• [DATA FOR REVIEW]
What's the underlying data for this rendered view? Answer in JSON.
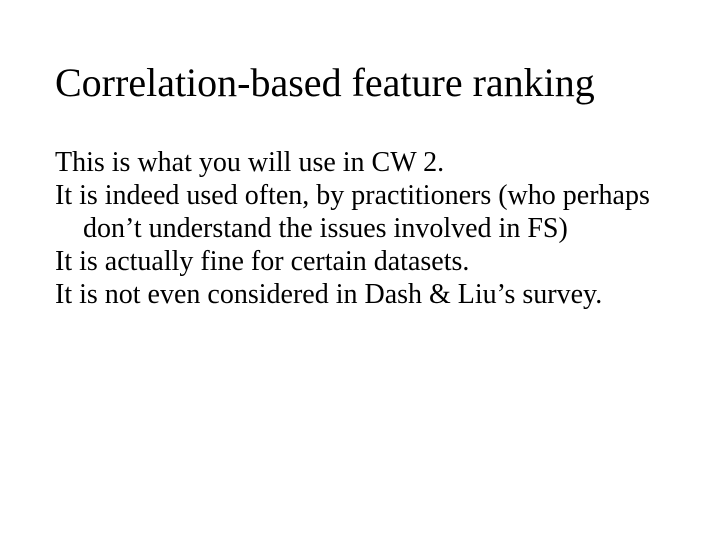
{
  "title": "Correlation-based feature ranking",
  "paragraphs": [
    "This is what you will use in CW 2.",
    "It is indeed used often, by practitioners (who perhaps don’t understand the issues involved in FS)",
    "It is actually fine for certain datasets.",
    "It is not even considered in Dash & Liu’s survey."
  ]
}
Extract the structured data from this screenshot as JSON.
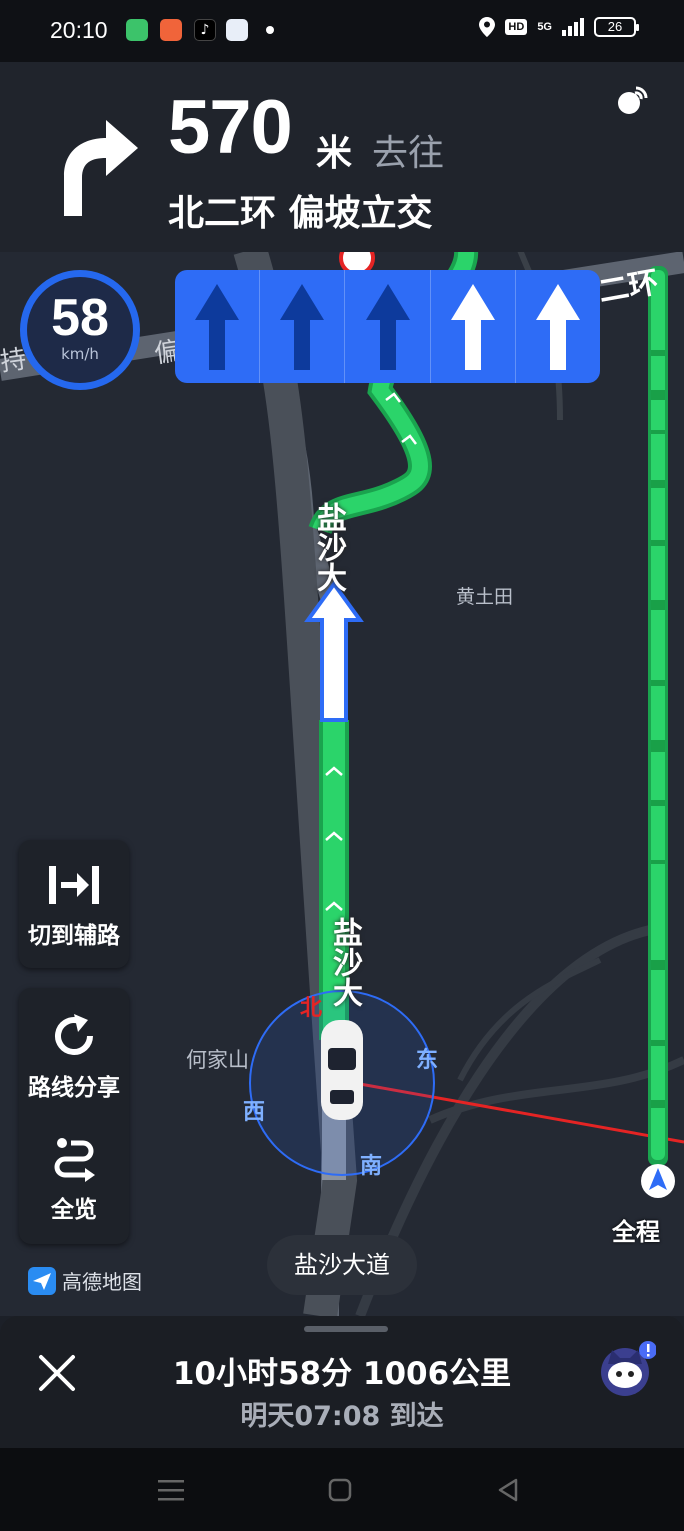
{
  "status": {
    "time": "20:10",
    "hd": "HD",
    "signal": "5G",
    "battery": "26"
  },
  "guidance": {
    "distance": "570",
    "unit": "米",
    "goto": "去往",
    "road": "北二环 偏坡立交"
  },
  "speed": {
    "value": "58",
    "unit": "km/h"
  },
  "map": {
    "poi_huangtutian": "黄土田",
    "poi_hejiashan": "何家山",
    "road_top_left_1": "持",
    "road_top_left_2": "偏",
    "road_top_right": "二环",
    "road_vertical_upper": "盐沙大",
    "road_vertical_lower": "盐沙大",
    "compass_n": "北",
    "compass_e": "东",
    "compass_w": "西",
    "compass_s": "南",
    "current_road": "盐沙大道",
    "overview_label": "全程"
  },
  "buttons": {
    "switch_aux": "切到辅路",
    "share_route": "路线分享",
    "overview": "全览"
  },
  "logo": "高德地图",
  "trip": {
    "summary": "10小时58分  1006公里",
    "arrival": "明天07:08 到达"
  },
  "colors": {
    "route_green": "#2bd46a",
    "lane_blue": "#2e6cf6",
    "lane_active": "#ffffff",
    "lane_inactive": "#0d3a9c"
  }
}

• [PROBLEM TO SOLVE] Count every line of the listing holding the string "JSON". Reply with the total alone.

• [SOLUTION TO THIS PROBLEM] 2